“You got a nice house,” Clarence said. And I must admit that Clarence, a cheerful Sim, and Jamie, a bookworm, are friendly and agreeable kids.
Little Paris, on the other hand, happens to look a lot like Mr. Two. And he’s evil like him, as well.
“Might I meet the Dragon Seed?” he asked.
“Mom’s at work,” Red answered.
Red and Paris joined onezero and their neighbor Preston in the courtyard.
“It’s like this,” Red said. “There’s what we know, and what we don’t know. And the rest, we make up.”
“Well,” Preston said, “It’s not that simple. You can’t just make up things to fill in the gaps.”
“I don’t see why not,” Red said. “I come from a long line of writers, and that’s just what writers do!”
“I’ve got this story I’m working on right now, matter of fact,” Red said. “It has something to do with tombstones, ghosts, and ancient curses!”
“Speaking of curses,” said Preston, “Do you know that the average ghost will be around for approximately 84 days before it gets culled?”
“Oh, that’s tragic,” onezero replied. “Even if we don’t leave the home lot?”
For Red, who, as a natural born storyteller, loved an audience, playing cards with the Park Boys was the most fun. They made up a game where you told a story about the cards you were dealt, and if you could incorporate the other players’ cards, you got extra points.
At sunset, Paris and Jamie both had to leave. “We’ll come by tomorrow, ok? It’s Saturday!”
“Oh, I’ll be skilling all day tomorrow,” Red said. “But you can come over and hang out anyway.”
Clarence stuck around for a while.
“I like your star story, Red!” he said. “It’s like this robot story I heard. This robot went for a really long walk. I mean, really long. All the way down to the corner. Then he stopped. ‘What are you doing there, Little Bot?’ this guy asked. ‘Stuck,’ said the bot. ‘My four corner code lookup-character method only includes three corners. I don’t know the character for “home.”‘”
“That’s a good story, Clarence,” Red said. “But it doesn’t really make any sense.
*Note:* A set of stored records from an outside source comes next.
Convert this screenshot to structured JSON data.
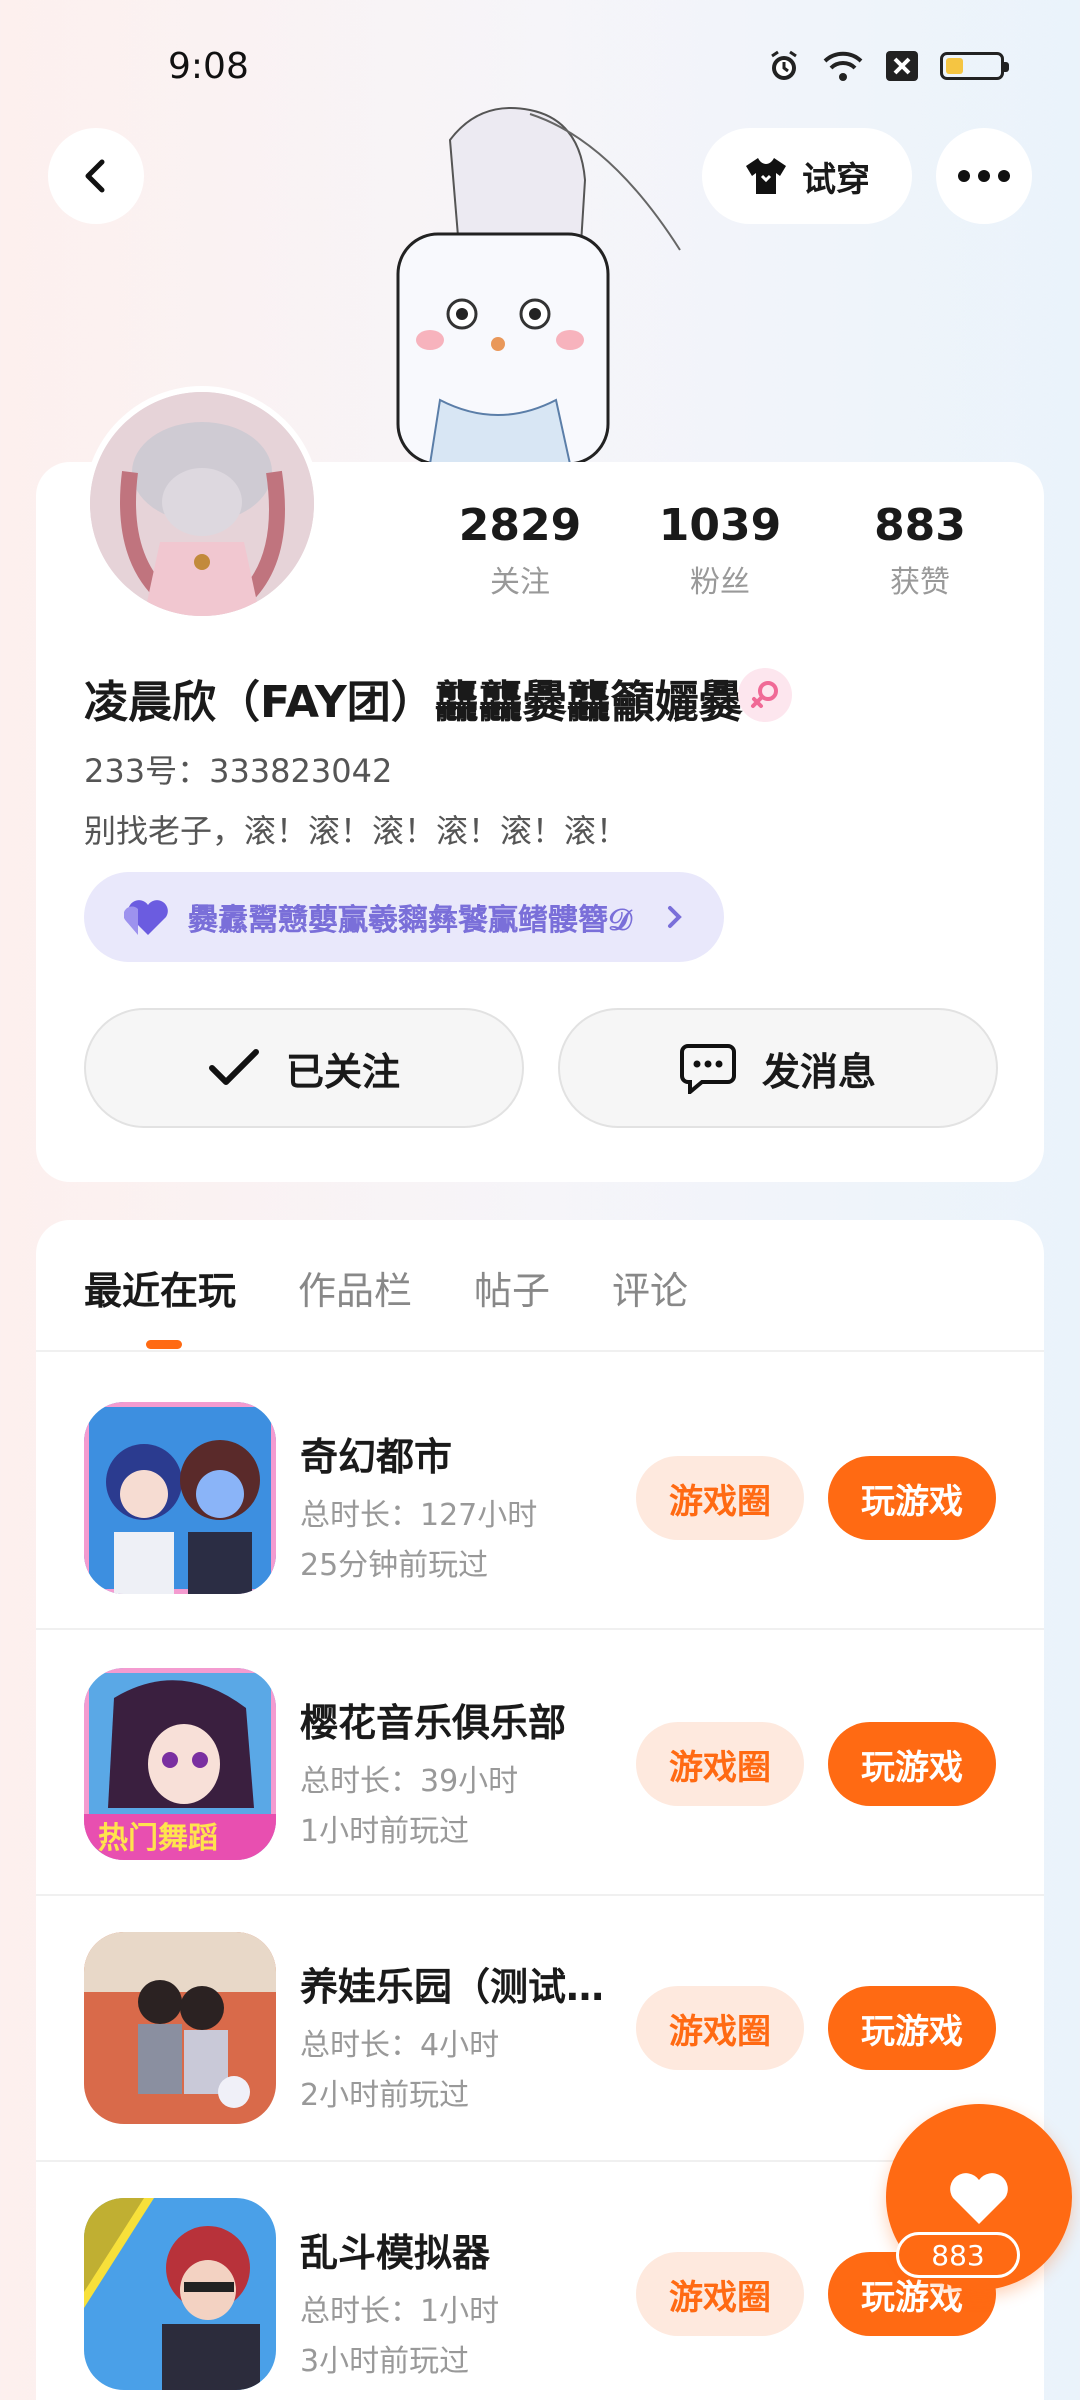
{
  "status_bar": {
    "time": "9:08"
  },
  "header": {
    "tryon_label": "试穿"
  },
  "profile": {
    "stats": [
      {
        "value": "2829",
        "label": "关注"
      },
      {
        "value": "1039",
        "label": "粉丝"
      },
      {
        "value": "883",
        "label": "获赞"
      }
    ],
    "nickname": "凌晨欣（FAY团）龘龘爨龘籲孋爨",
    "uid": "233号：333823042",
    "bio": "别找老子，滚！滚！滚！滚！滚！滚！",
    "tag": "爨纛鬻戆蘡鸁羲黐彝饕鸁鳍髏簪𝒟",
    "follow_label": "已关注",
    "message_label": "发消息"
  },
  "tabs": [
    "最近在玩",
    "作品栏",
    "帖子",
    "评论"
  ],
  "games": [
    {
      "name": "奇幻都市",
      "total": "总时长：127小时",
      "last": "25分钟前玩过",
      "circle_label": "游戏圈",
      "play_label": "玩游戏"
    },
    {
      "name": "樱花音乐俱乐部",
      "total": "总时长：39小时",
      "last": "1小时前玩过",
      "circle_label": "游戏圈",
      "play_label": "玩游戏"
    },
    {
      "name": "养娃乐园（测试…",
      "total": "总时长：4小时",
      "last": "2小时前玩过",
      "circle_label": "游戏圈",
      "play_label": "玩游戏"
    },
    {
      "name": "乱斗模拟器",
      "total": "总时长：1小时",
      "last": "3小时前玩过",
      "circle_label": "游戏圈",
      "play_label": "玩游戏"
    }
  ],
  "like_fab": {
    "count": "883"
  },
  "colors": {
    "accent": "#ff6a13",
    "accent_light": "#fee9de",
    "tag_bg": "#e9e8fb",
    "tag_text": "#7a6fd9"
  }
}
Nobody knows the ‘four corner code lookup-character method.’ So nobody is going to get the point of the story.”
“See, here’s a good story! Once there was this boy whose favorite color was orange. (Everybody knows orange, right?) So he always walked around in an orange vest. And once some mean lady said to him, ‘What? Do you think you’re a fruit? Are you asking to be pealed? What’s with that orange vest all the time?’ And the boy just whistled and smiled until the mean lady blew a fuse and blew up! Kabooie! Just like that!”
“That’s wild,” said Clarence.
“But it’s exciting, right? That’s a good story!”
As it was getting dark, Alder joined them.
“What’re you laughing about?” he asked Clarence.
“It’s nothing,” said Red.
“I was just–”
“Just nothing,” repeated Red.
“No, I was just–”
“Never mind,” said Red.
“I was just asking what color dress Red planned to wear at her wedding! I was wondering if maybe it might be orange! So that it would have real a-peal!”